GSC strives to create positive experiences for adult learners from New Hampshire and beyond. We do this by developing learner experiences that incorporate real-world practice and feedback, extending critical thinking throughout the curriculum, and cultivating collaboration and inquiry with faculty.
Assignments and assessments that clearly align with course learning outcomes, allow for student choice and discovery, and provide clear and iterative opportunities for learning and real-world application are all part of course designs that strive toward teaching and student success. The following resources are intended to help faculty at GSC develop and refine assignments and assessments for a high-quality learning experience.
When developing assignments, a Backward Design approach (Wiggins & McTighe) can help students demonstrate learning in a way that is intentionally linked to learning outcomes and assessment strategies. When planning your course, it can be helpful to explore:
- What do we want our students to know?
- How will we know when students know it and how can we help them enhance learning?
- How will students known when they know it, and can it be applied?
- What types of assignments can best facilitate and demonstrate student learning outcomes?
In addition, assignments should strive to be:
- Strategically spaced to allow for formative feedback and student growth
- Varied to allow for multiple means of expression
- Relevant to learning outcomes and transfer knowledge into application
- Accurate in terms of expectations, due dates, and how performance will be assessed
Using a Backward Design approach to identify how we will know when course / program learning outcomes have been met can be helpful. In addition, assessments should be:
- Tied directly to course and program learning outcomes
- Varied to allow for multiple means of assessment
- Ecologically valid (they mirror what learners will be expected to do in real life with the knowledge)
- Accurate in terms of how students will be assessed, with use rubrics that have clear criterion for competencies and grades
Instructional Approaches to Streamline Grading for Student Success
- Iterative Assignments: assignments that build upon one another and are strategically spaced allow for consistent and formative feedback.
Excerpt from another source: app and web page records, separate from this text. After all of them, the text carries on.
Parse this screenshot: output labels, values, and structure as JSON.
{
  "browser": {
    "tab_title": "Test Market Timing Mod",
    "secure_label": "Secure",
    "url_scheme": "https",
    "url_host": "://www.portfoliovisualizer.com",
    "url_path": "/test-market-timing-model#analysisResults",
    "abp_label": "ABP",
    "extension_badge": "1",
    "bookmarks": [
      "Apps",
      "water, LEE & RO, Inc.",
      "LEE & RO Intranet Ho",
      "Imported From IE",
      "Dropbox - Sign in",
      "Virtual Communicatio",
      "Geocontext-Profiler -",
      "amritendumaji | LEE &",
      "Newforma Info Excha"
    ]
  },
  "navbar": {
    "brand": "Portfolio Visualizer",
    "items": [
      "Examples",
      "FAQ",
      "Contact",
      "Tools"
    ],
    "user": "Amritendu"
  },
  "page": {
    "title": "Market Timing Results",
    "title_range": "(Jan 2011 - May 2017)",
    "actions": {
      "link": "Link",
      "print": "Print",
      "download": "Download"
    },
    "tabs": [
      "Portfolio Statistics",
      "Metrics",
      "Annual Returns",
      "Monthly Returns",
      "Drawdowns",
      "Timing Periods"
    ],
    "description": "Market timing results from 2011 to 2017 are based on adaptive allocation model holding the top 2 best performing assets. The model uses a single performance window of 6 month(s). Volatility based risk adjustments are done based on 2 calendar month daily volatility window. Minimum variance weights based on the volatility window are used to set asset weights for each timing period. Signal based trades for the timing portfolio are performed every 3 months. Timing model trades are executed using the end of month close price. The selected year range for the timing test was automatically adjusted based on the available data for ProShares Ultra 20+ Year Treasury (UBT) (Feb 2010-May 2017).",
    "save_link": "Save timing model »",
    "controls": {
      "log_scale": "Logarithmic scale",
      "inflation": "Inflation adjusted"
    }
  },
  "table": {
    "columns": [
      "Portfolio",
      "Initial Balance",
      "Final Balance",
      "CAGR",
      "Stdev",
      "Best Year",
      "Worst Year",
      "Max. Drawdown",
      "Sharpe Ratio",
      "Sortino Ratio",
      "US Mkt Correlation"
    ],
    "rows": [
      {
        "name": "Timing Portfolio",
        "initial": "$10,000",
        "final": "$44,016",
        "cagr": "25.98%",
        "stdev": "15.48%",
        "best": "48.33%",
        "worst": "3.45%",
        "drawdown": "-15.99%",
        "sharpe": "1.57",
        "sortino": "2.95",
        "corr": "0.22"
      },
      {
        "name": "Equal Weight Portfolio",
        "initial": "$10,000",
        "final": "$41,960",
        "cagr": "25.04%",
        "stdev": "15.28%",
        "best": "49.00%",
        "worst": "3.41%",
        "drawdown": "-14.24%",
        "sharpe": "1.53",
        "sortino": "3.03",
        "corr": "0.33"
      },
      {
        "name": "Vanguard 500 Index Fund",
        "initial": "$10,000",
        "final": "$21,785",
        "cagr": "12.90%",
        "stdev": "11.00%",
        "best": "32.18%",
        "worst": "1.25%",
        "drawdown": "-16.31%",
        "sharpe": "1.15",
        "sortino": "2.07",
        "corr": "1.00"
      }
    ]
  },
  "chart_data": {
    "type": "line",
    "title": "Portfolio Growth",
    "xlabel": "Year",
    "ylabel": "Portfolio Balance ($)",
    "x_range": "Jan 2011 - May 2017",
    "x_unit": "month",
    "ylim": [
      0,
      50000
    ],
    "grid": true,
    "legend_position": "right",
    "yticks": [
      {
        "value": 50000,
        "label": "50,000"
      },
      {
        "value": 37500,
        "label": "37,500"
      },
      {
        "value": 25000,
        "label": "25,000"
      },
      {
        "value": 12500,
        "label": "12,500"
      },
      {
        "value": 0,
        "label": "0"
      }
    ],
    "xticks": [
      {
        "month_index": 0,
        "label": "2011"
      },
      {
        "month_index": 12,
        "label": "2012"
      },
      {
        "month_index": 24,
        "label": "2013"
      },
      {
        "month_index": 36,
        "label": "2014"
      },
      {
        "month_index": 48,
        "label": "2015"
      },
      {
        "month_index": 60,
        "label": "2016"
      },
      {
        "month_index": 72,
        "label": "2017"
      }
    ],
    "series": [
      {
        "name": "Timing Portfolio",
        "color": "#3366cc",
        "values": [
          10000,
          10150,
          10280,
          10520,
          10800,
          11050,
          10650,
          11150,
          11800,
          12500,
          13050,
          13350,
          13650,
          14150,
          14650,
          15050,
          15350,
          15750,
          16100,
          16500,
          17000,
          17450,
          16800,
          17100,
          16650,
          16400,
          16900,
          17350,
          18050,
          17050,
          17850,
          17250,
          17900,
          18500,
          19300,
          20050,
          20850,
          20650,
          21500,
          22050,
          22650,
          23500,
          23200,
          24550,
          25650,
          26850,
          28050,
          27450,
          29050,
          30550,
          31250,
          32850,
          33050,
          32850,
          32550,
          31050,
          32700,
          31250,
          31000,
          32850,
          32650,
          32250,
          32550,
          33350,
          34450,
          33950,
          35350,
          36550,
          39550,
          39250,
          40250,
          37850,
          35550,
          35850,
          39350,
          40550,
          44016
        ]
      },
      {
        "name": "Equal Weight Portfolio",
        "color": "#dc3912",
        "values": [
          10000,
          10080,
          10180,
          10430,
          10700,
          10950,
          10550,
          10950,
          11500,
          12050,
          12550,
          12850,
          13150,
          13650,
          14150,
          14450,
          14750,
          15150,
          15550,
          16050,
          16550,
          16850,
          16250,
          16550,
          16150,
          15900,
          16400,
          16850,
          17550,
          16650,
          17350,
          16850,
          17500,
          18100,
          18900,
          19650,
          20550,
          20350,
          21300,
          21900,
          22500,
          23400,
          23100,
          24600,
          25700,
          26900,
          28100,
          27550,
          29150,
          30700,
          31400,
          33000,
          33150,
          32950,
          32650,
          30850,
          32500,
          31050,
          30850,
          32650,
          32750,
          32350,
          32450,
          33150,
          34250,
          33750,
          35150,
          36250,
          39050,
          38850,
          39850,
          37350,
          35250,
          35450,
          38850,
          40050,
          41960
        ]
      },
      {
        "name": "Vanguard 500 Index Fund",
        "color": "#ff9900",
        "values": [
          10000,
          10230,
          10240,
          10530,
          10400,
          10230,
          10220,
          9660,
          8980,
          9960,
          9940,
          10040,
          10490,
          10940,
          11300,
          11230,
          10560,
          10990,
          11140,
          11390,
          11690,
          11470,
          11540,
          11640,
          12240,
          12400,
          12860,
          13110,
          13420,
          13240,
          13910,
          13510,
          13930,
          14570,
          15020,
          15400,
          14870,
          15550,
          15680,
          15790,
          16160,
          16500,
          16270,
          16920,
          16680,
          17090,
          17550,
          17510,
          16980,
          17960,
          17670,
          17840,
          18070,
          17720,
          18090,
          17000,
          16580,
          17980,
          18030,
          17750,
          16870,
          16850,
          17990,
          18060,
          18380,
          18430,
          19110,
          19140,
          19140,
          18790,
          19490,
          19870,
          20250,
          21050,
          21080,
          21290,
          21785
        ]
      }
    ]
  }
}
This approach encourages student growth and also reduces the need for high-stakes assignments toward the end of the semester.
- Varied Assessments: Using multiple means of assessment throughout the term can help students and faculty understand their academic progress earlier in the semester.
- Rubrics: Rubrics provide a concrete and descriptive summary of grading for students, and they help streamline the process and save time.
- Final Assignments & Reflections: When final assignments are due early in the last week of the course (e.g., Tuesday), there is more time for faculty grading and engaging activities that help students reflect on their own growth, learning, and application.
- Learn from Other GSC Faculty: Many GSC faculty include iterative assignments, rubrics, and engaging final activities as a way to streamline grading and create a quality learning experience for our students.
- Work with the Instructional Design (ID) Team: GSC is fortunate to have a group of experts in instructional design who help our faculty evaluate and develop effective course design. Contact the ID Team Today.
Faculty Strategies, Resources & Tips
Final Grading - Steve Covello, MS
One approach I have used has been to assign a completed draft on the second to last week. All feedback is given in time for students to revise and submit their final draft by the end of the last week.
The key to making this method work is using a handy free online tool called a difference checker. Difference checkers are tools used by code programmers to highlight the difference between one set of code and another, but it can be used to compare term papers too!
The online tool I use is Diff Checker [ https://www.diffchecker.com/ ]. It is very simple and does not keep a copy of anything posted into it. Nothing is saved unless you command it to be saved (which you wouldn't do), and you don't need an account to use it. There are others out there if you do a search under "difference checker". The main thing to avoid is any tool that requires that you save the content – this would be a FERPA violation.
With a little tweaking, you can quickly use a difference checker to see where changes have been made and then determine whether the grade should be changed from the completed draft.
Iterative Assignments & Multiple Means of Assessment - Liz Gauffreau, MA, & Tamara Von George, Ph.D.
Course design play an important role in creating a rewarding and effective learning experience that helps students succeed. Explore the following sample syllabi to see how courses can buil in iterative assignments and multiple means of assessment.